* _Exercise brief_
Return every entry exactly.

Start of The input

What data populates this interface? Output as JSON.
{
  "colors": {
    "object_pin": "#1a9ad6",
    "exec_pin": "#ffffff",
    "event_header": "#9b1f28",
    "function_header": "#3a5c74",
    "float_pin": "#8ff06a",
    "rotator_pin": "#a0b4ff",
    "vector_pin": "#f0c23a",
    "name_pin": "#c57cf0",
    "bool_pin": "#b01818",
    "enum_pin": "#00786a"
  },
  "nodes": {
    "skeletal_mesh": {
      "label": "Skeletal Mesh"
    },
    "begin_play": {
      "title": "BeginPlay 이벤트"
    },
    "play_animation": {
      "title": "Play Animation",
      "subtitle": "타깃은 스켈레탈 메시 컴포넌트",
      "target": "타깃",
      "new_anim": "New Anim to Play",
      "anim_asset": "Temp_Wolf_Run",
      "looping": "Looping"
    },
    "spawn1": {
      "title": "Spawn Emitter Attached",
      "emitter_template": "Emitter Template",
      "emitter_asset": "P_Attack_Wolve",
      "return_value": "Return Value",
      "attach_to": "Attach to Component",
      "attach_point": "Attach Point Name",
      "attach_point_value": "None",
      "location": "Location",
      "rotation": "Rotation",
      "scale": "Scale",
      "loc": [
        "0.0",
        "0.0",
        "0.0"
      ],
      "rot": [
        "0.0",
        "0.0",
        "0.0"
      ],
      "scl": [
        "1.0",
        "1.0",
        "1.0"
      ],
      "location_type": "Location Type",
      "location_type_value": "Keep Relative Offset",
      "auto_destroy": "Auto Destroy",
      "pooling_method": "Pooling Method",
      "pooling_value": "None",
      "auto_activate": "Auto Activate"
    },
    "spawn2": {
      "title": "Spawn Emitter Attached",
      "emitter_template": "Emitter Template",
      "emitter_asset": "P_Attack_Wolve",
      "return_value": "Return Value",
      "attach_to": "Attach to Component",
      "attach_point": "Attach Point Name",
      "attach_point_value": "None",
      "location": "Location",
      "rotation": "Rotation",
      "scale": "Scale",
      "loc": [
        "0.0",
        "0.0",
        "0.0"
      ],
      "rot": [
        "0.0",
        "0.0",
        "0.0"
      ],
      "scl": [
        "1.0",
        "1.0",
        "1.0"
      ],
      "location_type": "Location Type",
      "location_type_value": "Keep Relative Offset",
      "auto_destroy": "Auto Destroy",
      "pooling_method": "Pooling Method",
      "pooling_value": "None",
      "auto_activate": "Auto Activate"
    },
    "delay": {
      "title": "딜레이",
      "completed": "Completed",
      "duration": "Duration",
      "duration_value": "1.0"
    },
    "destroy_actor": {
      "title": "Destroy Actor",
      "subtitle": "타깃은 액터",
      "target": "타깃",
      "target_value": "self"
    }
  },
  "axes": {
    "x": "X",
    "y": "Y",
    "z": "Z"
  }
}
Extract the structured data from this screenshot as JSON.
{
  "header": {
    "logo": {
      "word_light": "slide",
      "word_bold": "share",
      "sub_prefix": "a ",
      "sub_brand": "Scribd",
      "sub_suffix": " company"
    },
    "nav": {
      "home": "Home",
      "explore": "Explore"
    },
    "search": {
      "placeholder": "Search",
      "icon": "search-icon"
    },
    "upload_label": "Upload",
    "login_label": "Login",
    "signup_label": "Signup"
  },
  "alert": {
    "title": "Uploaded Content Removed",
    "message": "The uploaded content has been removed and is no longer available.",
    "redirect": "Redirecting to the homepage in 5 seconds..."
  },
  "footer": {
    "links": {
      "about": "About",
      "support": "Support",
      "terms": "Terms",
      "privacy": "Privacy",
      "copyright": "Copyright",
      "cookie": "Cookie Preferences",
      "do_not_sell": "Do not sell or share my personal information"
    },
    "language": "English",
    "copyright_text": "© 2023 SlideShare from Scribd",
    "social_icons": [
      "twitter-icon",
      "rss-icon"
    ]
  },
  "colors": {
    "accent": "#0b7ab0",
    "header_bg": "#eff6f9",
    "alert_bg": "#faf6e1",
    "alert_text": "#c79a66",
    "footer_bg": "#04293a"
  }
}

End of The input

* _Finished task_
What data populates this interface? Output as JSON.
{
  "colors": {
    "object_pin": "#1a9ad6",
    "exec_pin": "#ffffff",
    "event_header": "#9b1f28",
    "function_header": "#3a5c74",
    "float_pin": "#8ff06a",
    "rotator_pin": "#a0b4ff",
    "vector_pin": "#f0c23a",
    "name_pin": "#c57cf0",
    "bool_pin": "#b01818",
    "enum_pin": "#00786a"
  },
  "nodes": {
    "skeletal_mesh": {
      "label": "Skeletal Mesh"
    },
    "begin_play": {
      "title": "BeginPlay 이벤트"
    },
    "play_animation": {
      "title": "Play Animation",
      "subtitle": "타깃은 스켈레탈 메시 컴포넌트",
      "target": "타깃",
      "new_anim": "New Anim to Play",
      "anim_asset": "Temp_Wolf_Run",
      "looping": "Looping"
    },
    "spawn1": {
      "title": "Spawn Emitter Attached",
      "emitter_template": "Emitter Template",
      "emitter_asset": "P_Attack_Wolve",
      "return_value": "Return Value",
      "attach_to": "Attach to Component",
      "attach_point": "Attach Point Name",
      "attach_point_value": "None",
      "location": "Location",
      "rotation": "Rotation",
      "scale": "Scale",
      "loc": [
        "0.0",
        "0.0",
        "0.0"
      ],
      "rot": [
        "0.0",
        "0.0",
        "0.0"
      ],
      "scl": [
        "1.0",
        "1.0",
        "1.0"
      ],
      "location_type": "Location Type",
      "location_type_value": "Keep Relative Offset",
      "auto_destroy": "Auto Destroy",
      "pooling_method": "Pooling Method",
      "pooling_value": "None",
      "auto_activate": "Auto Activate"
    },
    "spawn2": {
      "title": "Spawn Emitter Attached",
      "emitter_template": "Emitter Template",
      "emitter_asset": "P_Attack_Wolve",
      "return_value": "Return Value",
      "attach_to": "Attach to Component",
      "attach_point": "Attach Point Name",
      "attach_point_value": "None",
      "location": "Location",
      "rotation": "Rotation",
      "scale": "Scale",
      "loc": [
        "0.0",
        "0.0",
        "0.0"
      ],
      "rot": [
        "0.0",
        "0.0",
        "0.0"
      ],
      "scl": [
        "1.0",
        "1.0",
        "1.0"
      ],
      "location_type": "Location Type",
      "location_type_value": "Keep Relative Offset",
      "auto_destroy": "Auto Destroy",
      "pooling_method": "Pooling Method",
      "pooling_value": "None",
      "auto_activate": "Auto Activate"
    },
    "delay": {
      "title": "딜레이",
      "completed": "Completed",
      "duration": "Duration",
      "duration_value": "1.0"
    },
    "destroy_actor": {
      "title": "Destroy Actor",
      "subtitle": "타깃은 액터",
      "target": "타깃",
      "target_value": "self"
    }
  },
  "axes": {
    "x": "X",
    "y": "Y",
    "z": "Z"
  }
}
Extract the structured data from this screenshot as JSON.
{
  "header": {
    "logo": {
      "word_light": "slide",
      "word_bold": "share",
      "sub_prefix": "a ",
      "sub_brand": "Scribd",
      "sub_suffix": " company"
    },
    "nav": {
      "home": "Home",
      "explore": "Explore"
    },
    "search": {
      "placeholder": "Search",
      "icon": "search-icon"
    },
    "upload_label": "Upload",
    "login_label": "Login",
    "signup_label": "Signup"
  },
  "alert": {
    "title": "Uploaded Content Removed",
    "message": "The uploaded content has been removed and is no longer available.",
    "redirect": "Redirecting to the homepage in 5 seconds..."
  },
  "footer": {
    "links": {
      "about": "About",
      "support": "Support",
      "terms": "Terms",
      "privacy": "Privacy",
      "copyright": "Copyright",
      "cookie": "Cookie Preferences",
      "do_not_sell": "Do not sell or share my personal information"
    },
    "language": "English",
    "copyright_text": "© 2023 SlideShare from Scribd",
    "social_icons": [
      "twitter-icon",
      "rss-icon"
    ]
  },
  "colors": {
    "accent": "#0b7ab0",
    "header_bg": "#eff6f9",
    "alert_bg": "#faf6e1",
    "alert_text": "#c79a66",
    "footer_bg": "#04293a"
  }
}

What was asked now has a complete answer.